** Opening DATA block **

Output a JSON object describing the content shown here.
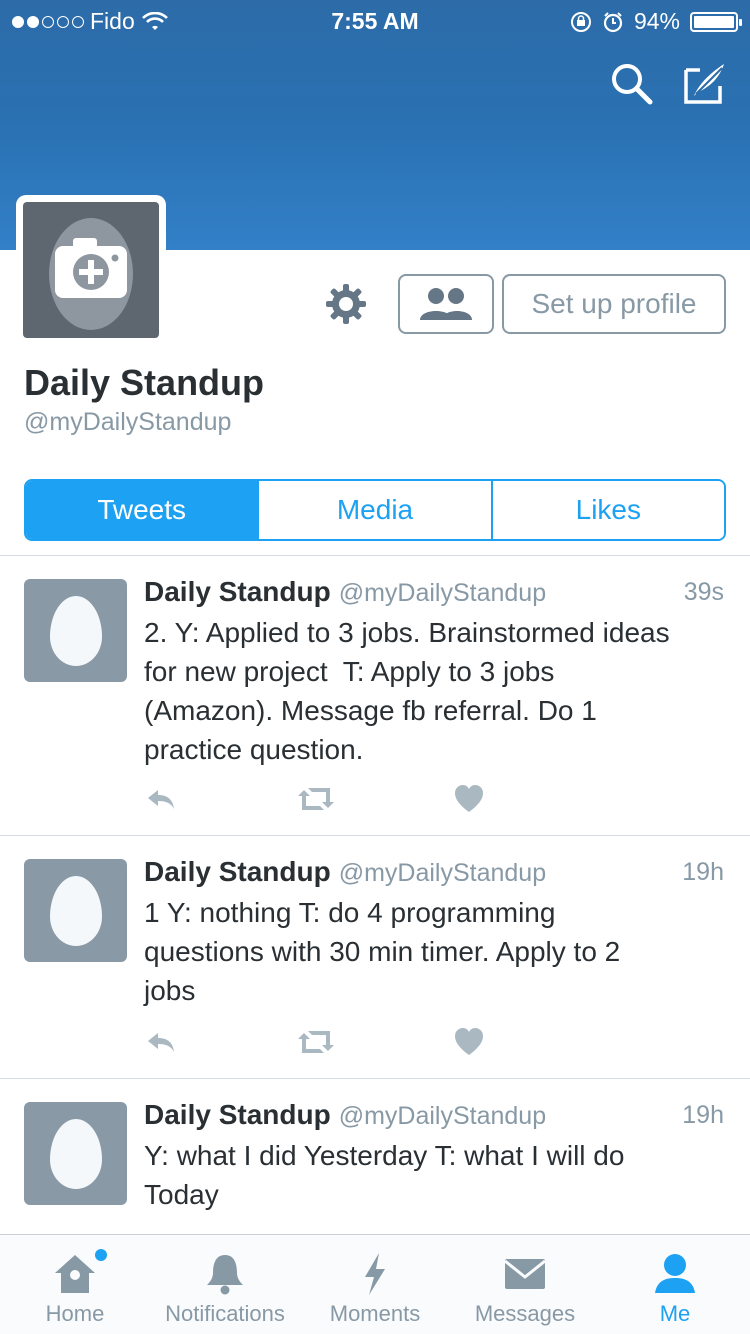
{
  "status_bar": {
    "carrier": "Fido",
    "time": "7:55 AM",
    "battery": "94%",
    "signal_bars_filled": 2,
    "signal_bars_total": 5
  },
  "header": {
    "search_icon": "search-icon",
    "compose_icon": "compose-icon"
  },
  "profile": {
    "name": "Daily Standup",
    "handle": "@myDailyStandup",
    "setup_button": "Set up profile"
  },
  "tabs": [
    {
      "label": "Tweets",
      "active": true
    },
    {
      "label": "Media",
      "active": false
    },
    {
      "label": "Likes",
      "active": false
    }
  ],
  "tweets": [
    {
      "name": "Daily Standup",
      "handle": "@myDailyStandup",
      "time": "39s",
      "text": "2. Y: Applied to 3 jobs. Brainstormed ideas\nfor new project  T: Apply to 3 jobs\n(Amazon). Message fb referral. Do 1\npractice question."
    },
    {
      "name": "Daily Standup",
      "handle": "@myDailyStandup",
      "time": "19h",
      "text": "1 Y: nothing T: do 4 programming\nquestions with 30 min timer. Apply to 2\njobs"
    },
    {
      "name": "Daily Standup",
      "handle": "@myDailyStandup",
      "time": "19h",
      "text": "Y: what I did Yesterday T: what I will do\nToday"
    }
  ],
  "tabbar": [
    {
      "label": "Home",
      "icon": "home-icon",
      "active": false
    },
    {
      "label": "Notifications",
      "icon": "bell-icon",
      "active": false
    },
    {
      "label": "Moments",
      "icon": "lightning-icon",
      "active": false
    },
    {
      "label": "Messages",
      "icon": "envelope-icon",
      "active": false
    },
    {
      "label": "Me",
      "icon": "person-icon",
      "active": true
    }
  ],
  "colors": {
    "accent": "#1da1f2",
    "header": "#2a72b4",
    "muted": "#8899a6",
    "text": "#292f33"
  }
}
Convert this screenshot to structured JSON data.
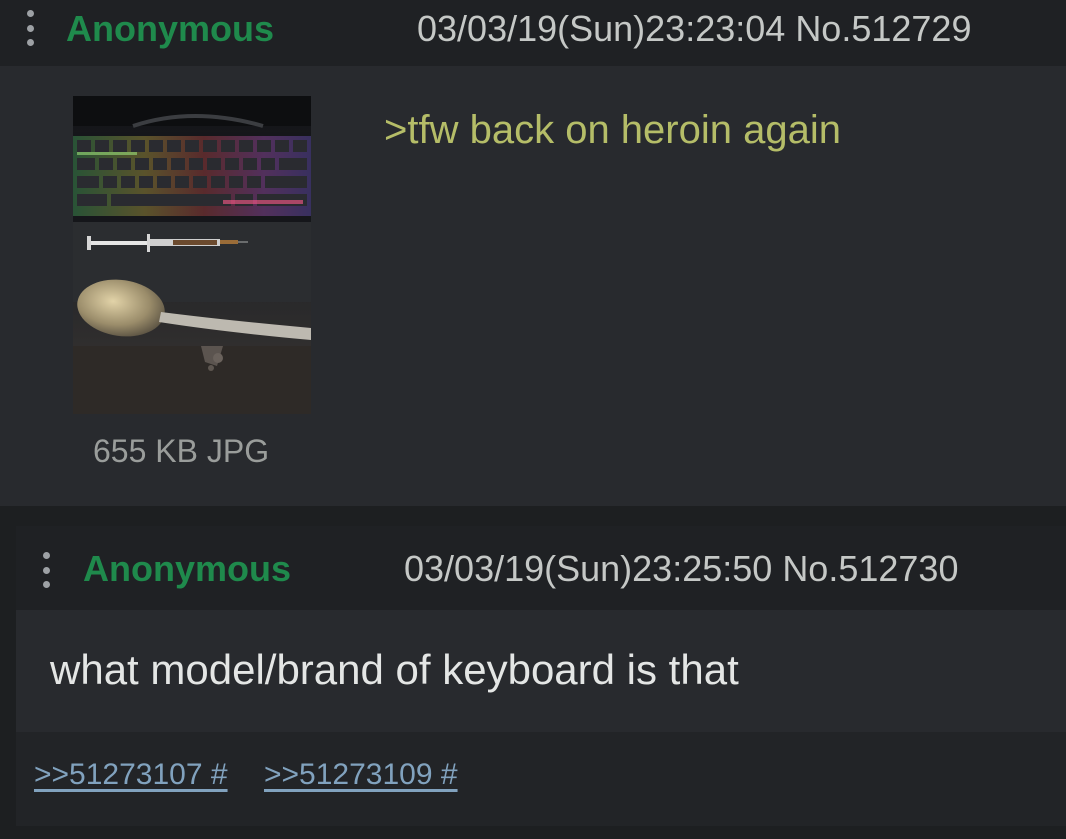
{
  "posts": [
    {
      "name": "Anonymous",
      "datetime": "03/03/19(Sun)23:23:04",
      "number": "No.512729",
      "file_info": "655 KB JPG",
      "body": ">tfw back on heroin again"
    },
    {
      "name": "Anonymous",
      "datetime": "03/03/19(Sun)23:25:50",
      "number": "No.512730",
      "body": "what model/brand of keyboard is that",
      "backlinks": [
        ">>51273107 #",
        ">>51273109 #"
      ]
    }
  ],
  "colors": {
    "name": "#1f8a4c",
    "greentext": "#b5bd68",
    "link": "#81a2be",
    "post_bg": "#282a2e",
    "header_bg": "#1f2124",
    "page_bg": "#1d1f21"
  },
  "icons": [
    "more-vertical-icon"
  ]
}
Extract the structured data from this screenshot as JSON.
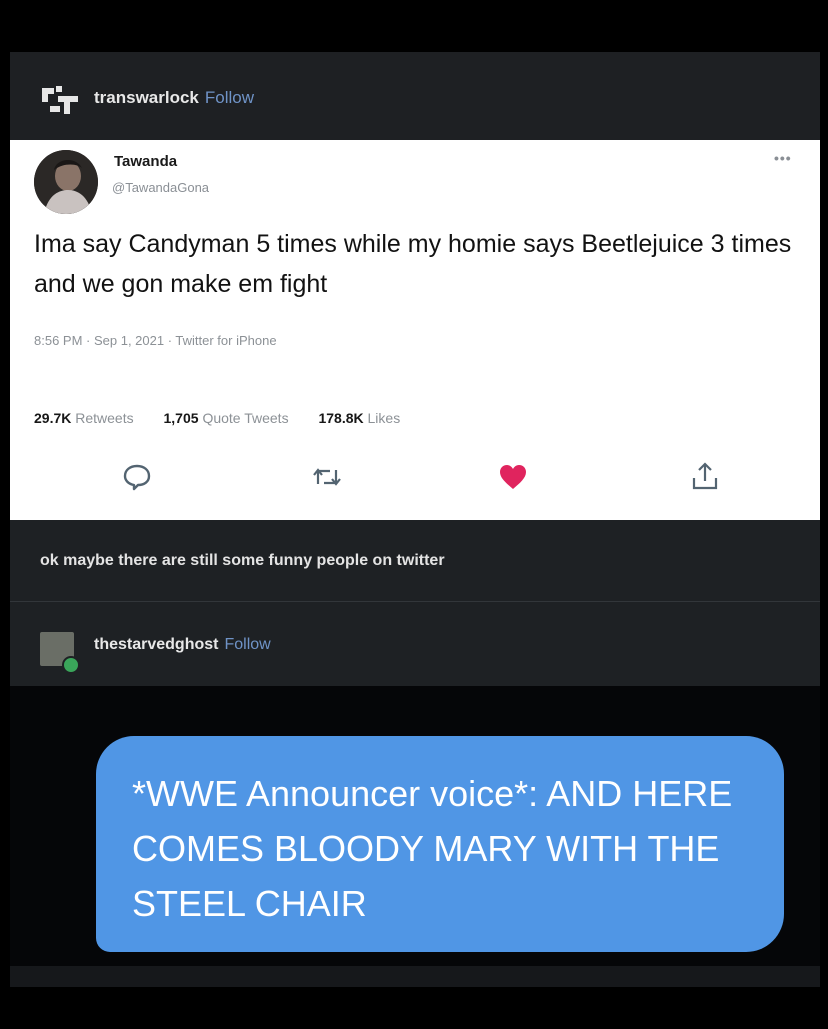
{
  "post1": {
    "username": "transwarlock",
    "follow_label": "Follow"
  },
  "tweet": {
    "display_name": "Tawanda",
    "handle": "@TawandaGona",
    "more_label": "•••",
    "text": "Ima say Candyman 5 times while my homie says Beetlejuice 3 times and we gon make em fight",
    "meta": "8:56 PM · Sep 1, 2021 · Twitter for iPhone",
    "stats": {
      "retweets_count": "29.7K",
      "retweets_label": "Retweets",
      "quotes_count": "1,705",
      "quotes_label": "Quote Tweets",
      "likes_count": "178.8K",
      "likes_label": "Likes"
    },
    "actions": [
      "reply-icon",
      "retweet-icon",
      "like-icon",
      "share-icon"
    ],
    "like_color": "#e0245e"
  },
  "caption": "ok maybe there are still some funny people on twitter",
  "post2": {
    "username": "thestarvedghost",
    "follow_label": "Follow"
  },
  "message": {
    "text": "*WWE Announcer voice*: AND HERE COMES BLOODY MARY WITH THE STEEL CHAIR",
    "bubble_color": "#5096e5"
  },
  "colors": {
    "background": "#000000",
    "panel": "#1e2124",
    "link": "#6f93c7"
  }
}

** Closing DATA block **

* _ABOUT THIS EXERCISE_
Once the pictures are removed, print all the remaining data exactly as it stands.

* _SOLUTION TO THE PROBLEM_
Output a JSON object describing the content shown here.
{
  "status_bar": {
    "carrier": "Fido",
    "time": "7:55 AM",
    "battery": "94%",
    "signal_bars_filled": 2,
    "signal_bars_total": 5
  },
  "header": {
    "search_icon": "search-icon",
    "compose_icon": "compose-icon"
  },
  "profile": {
    "name": "Daily Standup",
    "handle": "@myDailyStandup",
    "setup_button": "Set up profile"
  },
  "tabs": [
    {
      "label": "Tweets",
      "active": true
    },
    {
      "label": "Media",
      "active": false
    },
    {
      "label": "Likes",
      "active": false
    }
  ],
  "tweets": [
    {
      "name": "Daily Standup",
      "handle": "@myDailyStandup",
      "time": "39s",
      "text": "2. Y: Applied to 3 jobs. Brainstormed ideas\nfor new project  T: Apply to 3 jobs\n(Amazon). Message fb referral. Do 1\npractice question."
    },
    {
      "name": "Daily Standup",
      "handle": "@myDailyStandup",
      "time": "19h",
      "text": "1 Y: nothing T: do 4 programming\nquestions with 30 min timer. Apply to 2\njobs"
    },
    {
      "name": "Daily Standup",
      "handle": "@myDailyStandup",
      "time": "19h",
      "text": "Y: what I did Yesterday T: what I will do\nToday"
    }
  ],
  "tabbar": [
    {
      "label": "Home",
      "icon": "home-icon",
      "active": false
    },
    {
      "label": "Notifications",
      "icon": "bell-icon",
      "active": false
    },
    {
      "label": "Moments",
      "icon": "lightning-icon",
      "active": false
    },
    {
      "label": "Messages",
      "icon": "envelope-icon",
      "active": false
    },
    {
      "label": "Me",
      "icon": "person-icon",
      "active": true
    }
  ],
  "colors": {
    "accent": "#1da1f2",
    "header": "#2a72b4",
    "muted": "#8899a6",
    "text": "#292f33"
  }
}
Convert this screenshot to structured JSON data.
{
  "posts": [
    {
      "name": "Anonymous",
      "datetime": "03/03/19(Sun)23:23:04",
      "number": "No.512729",
      "file_info": "655 KB JPG",
      "body": ">tfw back on heroin again"
    },
    {
      "name": "Anonymous",
      "datetime": "03/03/19(Sun)23:25:50",
      "number": "No.512730",
      "body": "what model/brand of keyboard is that",
      "backlinks": [
        ">>51273107 #",
        ">>51273109 #"
      ]
    }
  ],
  "colors": {
    "name": "#1f8a4c",
    "greentext": "#b5bd68",
    "link": "#81a2be",
    "post_bg": "#282a2e",
    "header_bg": "#1f2124",
    "page_bg": "#1d1f21"
  },
  "icons": [
    "more-vertical-icon"
  ]
}
Extract the structured data from this screenshot as JSON.
{
  "post1": {
    "username": "transwarlock",
    "follow_label": "Follow"
  },
  "tweet": {
    "display_name": "Tawanda",
    "handle": "@TawandaGona",
    "more_label": "•••",
    "text": "Ima say Candyman 5 times while my homie says Beetlejuice 3 times and we gon make em fight",
    "meta": "8:56 PM · Sep 1, 2021 · Twitter for iPhone",
    "stats": {
      "retweets_count": "29.7K",
      "retweets_label": "Retweets",
      "quotes_count": "1,705",
      "quotes_label": "Quote Tweets",
      "likes_count": "178.8K",
      "likes_label": "Likes"
    },
    "actions": [
      "reply-icon",
      "retweet-icon",
      "like-icon",
      "share-icon"
    ],
    "like_color": "#e0245e"
  },
  "caption": "ok maybe there are still some funny people on twitter",
  "post2": {
    "username": "thestarvedghost",
    "follow_label": "Follow"
  },
  "message": {
    "text": "*WWE Announcer voice*: AND HERE COMES BLOODY MARY WITH THE STEEL CHAIR",
    "bubble_color": "#5096e5"
  },
  "colors": {
    "background": "#000000",
    "panel": "#1e2124",
    "link": "#6f93c7"
  }
}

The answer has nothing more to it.